'Climate safe banking': New Guide Targets Hidden Carbon Footprint of Bank Funds
The recently launched "Greening Cash Action Guide" underscores the transformative role companies can wield in steering banks towards eco-friendly financial practices. This guide is a toolkit for C-suite leaders—especially CFOs and sustainability directors—to mitigate the carbon impact that stems from their organization's cash reserves, thereby expediting the finance sector's overall shift to greener operations.
Released today, this seminal report highlights a glaring gap: most businesses overlook the carbon emissions linked to their corporate cash holdings. Such disregard, the guide cautions, inflates companies' carbon footprints significantly.

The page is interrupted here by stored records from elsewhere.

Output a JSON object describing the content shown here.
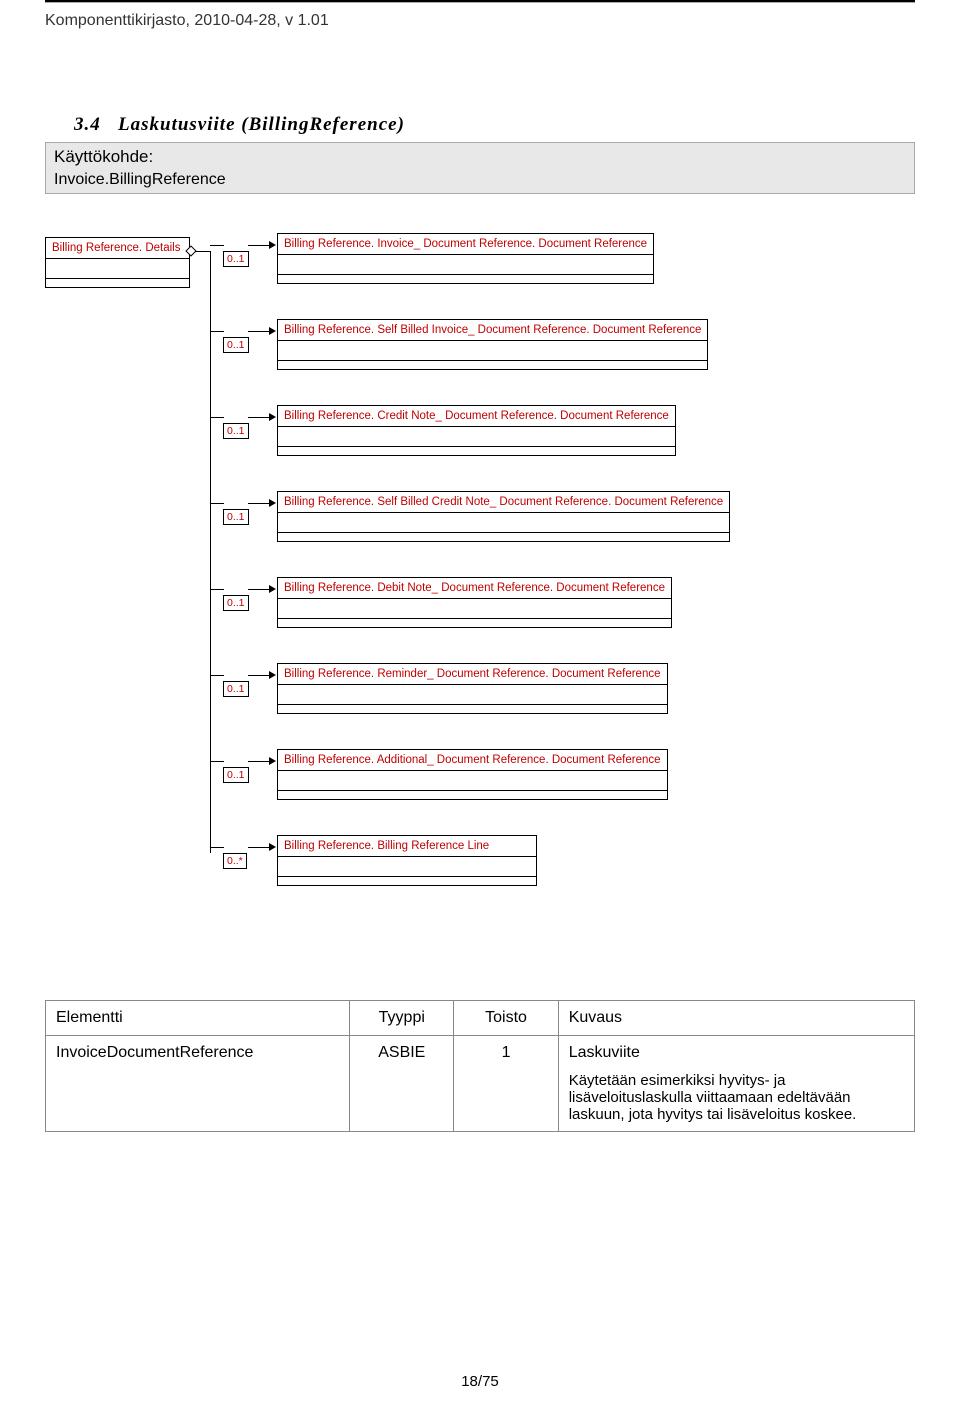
{
  "header": "Komponenttikirjasto, 2010-04-28, v 1.01",
  "section": {
    "number": "3.4",
    "title_bold": "Laskutusviite (BillingReference)"
  },
  "kayttokohde": {
    "label": "Käyttökohde:",
    "value": "Invoice.BillingReference"
  },
  "diagram": {
    "root": "Billing Reference. Details",
    "items": [
      {
        "card": "0..1",
        "label": "Billing Reference. Invoice_ Document Reference. Document Reference"
      },
      {
        "card": "0..1",
        "label": "Billing Reference. Self Billed Invoice_ Document Reference. Document Reference"
      },
      {
        "card": "0..1",
        "label": "Billing Reference. Credit Note_ Document Reference. Document Reference"
      },
      {
        "card": "0..1",
        "label": "Billing Reference. Self Billed Credit Note_ Document Reference. Document Reference"
      },
      {
        "card": "0..1",
        "label": "Billing Reference. Debit Note_ Document Reference. Document Reference"
      },
      {
        "card": "0..1",
        "label": "Billing Reference. Reminder_ Document Reference. Document Reference"
      },
      {
        "card": "0..1",
        "label": "Billing Reference. Additional_ Document Reference. Document Reference"
      },
      {
        "card": "0..*",
        "label": "Billing Reference. Billing Reference Line"
      }
    ]
  },
  "table": {
    "headers": {
      "c1": "Elementti",
      "c2": "Tyyppi",
      "c3": "Toisto",
      "c4": "Kuvaus"
    },
    "row": {
      "c1": "InvoiceDocumentReference",
      "c2": "ASBIE",
      "c3": "1",
      "c4a": "Laskuviite",
      "c4b": "Käytetään esimerkiksi hyvitys- ja lisäveloituslaskulla viittaamaan edeltävään laskuun, jota hyvitys tai lisäveloitus koskee."
    }
  },
  "footer": "18/75"
}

Compiled by an eclectic group of experts—including Johan Falk from the Exponential Roadmap Initiative, Jakob König with Fair Finance Guide and the Swedish Consumers' Association, Paul Moinester from TOPO, and Allison Fajans-Turner of BankFWD—the guide furnishes a seven-point action plan. This roadmap evaluates and curbs the emissions tied to how banks handle corporate cash reserves.
The guide not-so-gently nudges firms to measure the carbon footprint of their cash assets and proactively collaborate with banks to unroll more transparent data-sharing practices.
Moreover, for companies on the path to net-zero emissions, the guide proposes they wield their clout as substantial corporate clients to urge banks to dilute the carbon density in their lending and investment activities.
Johan Falk, a luminary in the sustainability field and the CEO of the Exponential Roadmap Initiative, drives home the point that corporate culpability extends throughout their entire value chain—including financial transactions. "This manual offers hands-on tips to cut back emissions indirectly funded via companies' bank deposits," he elaborated.
Jakob König underlined that corporate clientele can be game-changers in compelling banks to adopt more genuine and potent decarbonization approaches. "The banking choices make or break the climate transition," he asserted. "Using this guide, companies can speed up their banks' eco-shift, adding value. It's a mutual win that also favours the climate."
Allison Fajans-Turner, helming the reins at BankFWD, stated that eco-conscious companies have neglected a "powerful arsenal"—their leverage over banks as critical clients. "This guide equips companies to ensure their chosen banks direct corporate cash towards fulfilling—rather than undermining—their expansive climate objectives," she noted.
Per the authors, present-day regulations don't mandate companies to disclose emissions from their cash reserves, as the pertinent Scope 3 guidelines from the Greenhouse Gas Protocol currently apply only to financial establishments and investors. However, with the inevitable tightening of climate reporting norms, companies could soon find themselves obliged to account for these often-overlooked emissions in their Scope 3 value chain reports.